"...yet you cannot tell the difference between the content of the bible (God's breathed out revelation) and the "dead" material it is written on."

If one had any wisdom, one would know or at least recognize that God's breathed out revelation is not equivalent to written material. God's primary revelation according Christian doctrine is Jesus Christ himself. Man, the imag dei, is also a revelation of God.

It is not ok to just throw words together.

Dozie said...

"It's amazing that you believe a little wafer can become the actual body & blood of Christ, and yet still look and taste like a wafer, yet you cannot tell the difference between the content of the bible (God's breathed out revelation) and the "dead" material it is written on."

Of course one has to be totally depraved to doubt what God can or cannot do.

"The difference between Cats & Prots here is not whose bible can dance, but when we read or hear the written word of God, whether we can understand it to the saving of our souls..."

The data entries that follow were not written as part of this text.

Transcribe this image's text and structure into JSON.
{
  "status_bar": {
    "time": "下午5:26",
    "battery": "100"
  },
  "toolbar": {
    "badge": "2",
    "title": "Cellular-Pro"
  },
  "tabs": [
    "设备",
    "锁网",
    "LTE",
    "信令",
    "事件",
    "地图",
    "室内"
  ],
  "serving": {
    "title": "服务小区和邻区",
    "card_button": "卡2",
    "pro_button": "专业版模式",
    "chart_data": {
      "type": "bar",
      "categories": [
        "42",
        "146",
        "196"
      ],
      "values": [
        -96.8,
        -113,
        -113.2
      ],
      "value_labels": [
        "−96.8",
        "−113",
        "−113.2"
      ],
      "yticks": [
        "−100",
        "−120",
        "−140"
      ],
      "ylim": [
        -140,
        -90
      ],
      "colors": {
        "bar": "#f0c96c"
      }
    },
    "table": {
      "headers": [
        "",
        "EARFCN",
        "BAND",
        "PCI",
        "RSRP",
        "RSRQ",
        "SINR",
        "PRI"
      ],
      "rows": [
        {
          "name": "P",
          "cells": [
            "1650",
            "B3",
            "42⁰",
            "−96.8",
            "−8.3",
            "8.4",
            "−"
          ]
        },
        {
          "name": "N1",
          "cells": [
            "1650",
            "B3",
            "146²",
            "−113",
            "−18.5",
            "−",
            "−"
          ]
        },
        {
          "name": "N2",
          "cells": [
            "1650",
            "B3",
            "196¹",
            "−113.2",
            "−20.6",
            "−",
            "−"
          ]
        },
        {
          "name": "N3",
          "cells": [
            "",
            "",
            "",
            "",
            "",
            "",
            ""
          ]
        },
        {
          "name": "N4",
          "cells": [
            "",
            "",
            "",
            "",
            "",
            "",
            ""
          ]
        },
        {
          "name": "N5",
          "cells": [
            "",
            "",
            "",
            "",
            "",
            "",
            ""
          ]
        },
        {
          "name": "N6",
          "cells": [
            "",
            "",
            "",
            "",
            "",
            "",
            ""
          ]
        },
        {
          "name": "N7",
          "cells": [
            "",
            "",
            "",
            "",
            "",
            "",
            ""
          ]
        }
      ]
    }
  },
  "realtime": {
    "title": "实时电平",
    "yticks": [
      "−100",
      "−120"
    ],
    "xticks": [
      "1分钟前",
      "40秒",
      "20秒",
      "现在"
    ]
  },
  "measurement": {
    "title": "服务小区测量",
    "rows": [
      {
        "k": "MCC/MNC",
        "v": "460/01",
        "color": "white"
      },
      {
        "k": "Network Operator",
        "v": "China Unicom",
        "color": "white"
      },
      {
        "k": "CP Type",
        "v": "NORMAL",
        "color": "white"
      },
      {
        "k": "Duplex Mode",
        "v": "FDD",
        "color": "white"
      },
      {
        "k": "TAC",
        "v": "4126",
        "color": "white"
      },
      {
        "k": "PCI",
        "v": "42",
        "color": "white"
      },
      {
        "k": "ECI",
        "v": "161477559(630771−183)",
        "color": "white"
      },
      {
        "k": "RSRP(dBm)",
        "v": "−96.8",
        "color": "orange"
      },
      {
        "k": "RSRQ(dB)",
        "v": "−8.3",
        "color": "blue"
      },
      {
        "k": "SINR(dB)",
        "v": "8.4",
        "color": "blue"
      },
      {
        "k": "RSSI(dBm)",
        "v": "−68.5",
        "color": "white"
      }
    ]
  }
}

The question here is not about being funny; it is whether your bible has any life in, and of, itself, apart from that supplied by an acting person?

"...or do we need someone else to interpret it for us."

I have in an earlier post indicated that having the written text by itself is of no profit, and just reading it will be of little profit, as in the case of the Ethiopian Eunuch, who the bible says was reading from the Prophets.

We need interpreters (as with Phillip and Ethiopian Eunuch) to help us understand a particular message in conformity with the totality of God’s entire revelation.

Of course Proverbs 13:18 says: "Poverty and shame shall be to him that refuseth instruction". Again, it is only a fool that will refuse instruction.

Carrie said...

If one had any wisdom, one would know or at least recognize that God's breathed out revelation is not equivalent to written material.

"All Scripture is breathed out by God and profitable for teaching, for reproof, for correction, and for training in righteousness" 2Tim 3:16

Try again.

Dozie said...

"All Scripture is breathed out by God and profitable for teaching, for reproof, for correction, and for training in righteousness" 2Tim 3:16"

Read again:

"If one had any wisdom, one would know or at least recognize that God's breathed out revelation is not equivalent to written material."

Matt said...

Happy reading!

http://www.amazon.com/Magisterium-Guardian-Avery-Cardinal-Dulles/dp/1932589384